Monarchical flexibility and statistic rigidity

The Adoration of the Most Sacred Host of Gorkum by Charles II and his court, by Claudio Coello

***La versión original en español del artículo se puede encontrar en este enlace. La traducción al inglés la ha realizado uno de los amigos del Círculo Blas de Ostolaza, de Perú***

Before the Revolution, most of the treatises that were written on monarchical power were actually devoted to the formulation of moral advice about the attitude and behaviour that a Prince should observe in the exercise of his supreme power. There is no power superior to the King’s in the temporal sphere; he is the highest instance of the political community. He is the only one who can create laws: “ordination of reason to the common good, promulgated by the one who has the care of the community”. He is the supreme Judge: there is no appeal to anyone else above him, and he confirms or annuls the sentences of the Judges and Courts which dictate justice in his name.

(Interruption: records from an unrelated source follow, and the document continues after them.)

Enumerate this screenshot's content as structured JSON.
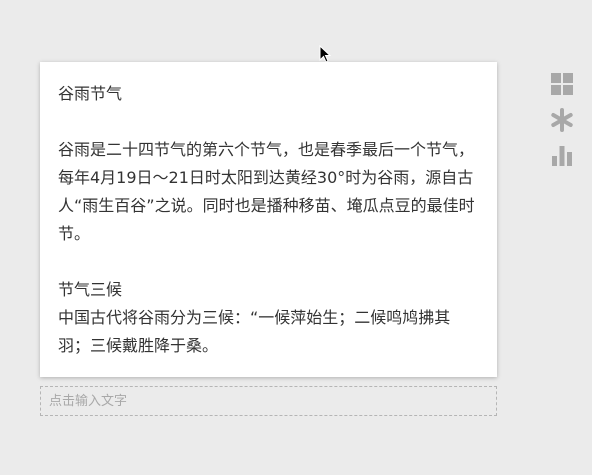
{
  "card": {
    "title": "谷雨节气",
    "paragraph1": "谷雨是二十四节气的第六个节气，也是春季最后一个节气，每年4月19日～21日时太阳到达黄经30°时为谷雨，源自古人“雨生百谷”之说。同时也是播种移苗、埯瓜点豆的最佳时节。",
    "subtitle": "节气三候",
    "paragraph2": "中国古代将谷雨分为三候：“一候萍始生；二候鸣鸠拂其羽；三候戴胜降于桑。"
  },
  "input": {
    "placeholder": "点击输入文字",
    "value": ""
  },
  "tools": [
    {
      "icon": "grid-icon"
    },
    {
      "icon": "asterisk-icon"
    },
    {
      "icon": "bar-chart-icon"
    }
  ],
  "colors": {
    "background": "#ebebeb",
    "card": "#ffffff",
    "text": "#333333",
    "icon": "#a8a8a8"
  }
}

This is the reason why the treatise writers devoted themselves to establishing simple moral precepts to which a King had to conform for the correct government of the political community, with a view to the goal of the common good. Many of these precepts could end up being approved by law by the Monarch himself, but his obligation to observe them never passed from a moral or conscientious level to a strictly juridical level. In reality, everything depended on how the Christian Monarch exercised the virtue of prudence. All his governmental actions had to be based on the exercise of this primordial moral virtue, and the laws and the request for advice to his vassals (the Royal Council, the Courts, etc.) were also in accordance with the King’s free will ruled by prudence, which demands this kind of measures to better direct the actions of Power in order to better achieve the common good, which constitutes the true and authentic art of politics. All this is also valid for the legitimate Kings of our present revolutionary age, with the difference that their decisions of political prudence are dictated from the sad sphere of opposition — aiming at the recovery of effective political power, which has been usurped; and only historians will be able to judge if those concrete decisions, taken in each moment, with this or that piece of advice from their subjects, were or not correct.

This flexible conception of supreme power, characteristic of traditional Spanish law, is clearly opposed to that of our current revolutionary era. The era initiated in the “Cortes” of Cádiz is characterized by an excessive control and regulation of political power, which is distrusted according to Lord Acton’s remark: “power tends to corrupt, and absolute power corrupts absolutely”, implicitly denying the natural character, not only of the political power of the community, but even of the patria potestas. This distrust of power translates, in practice, into an iron control of it through that branch of the new “law” called “political law”, or, more specifically, “constitutional law”, since it is a matter of regulating it through the so-called constitutional “laws”. The Cádiz constitutionalists would fail in this attempt of “juridical” domination of the Royal Family, which is why they had to resort to usurpation, implanting another family more docile to their attempts. It was then that the revolutionaries proceeded to extend this same regulatory domination to the rest of the Spanish families: this branch of the new “law” was called “administrative law”. The pro-revolutionary Cabinet of Cea Bermúdez, after creating the so-called “Ministry of Public Works” in November 1832 (which brought together what we know today as the Ministry of the Interior and the Ministry of Public Works itself), entrusted its direction to Javier de Burgos, the true founder of “administrative law” on Spanish soil. It is curious that this “neutral” and “objective” omnicontrolling “law” was developed and consolidated mainly during the periods of moderate or conservative revolutionary “government”, reaching its paroxysm during the time of the Francoist technocracy of López Rodó and Fernández de la Mora (with their well-known slogans about the “twilight of ideologies” and the “State of works”.)

The legitimate King is responsible for his acts before God, and must exercise them according to the virtue of prudence. The State that replaces him, on the contrary, under the guise of preventing the “despotism” of political power or the overreach of any Spanish family, floods us with a monstrous multitude of ordinances at all levels (finance, labour, health, education, etc.) whose purpose, in truth, is to ensure the totalitarian strength of an oligarchic minority turned quasi-despotic.

Félix Mª Martín Antoniano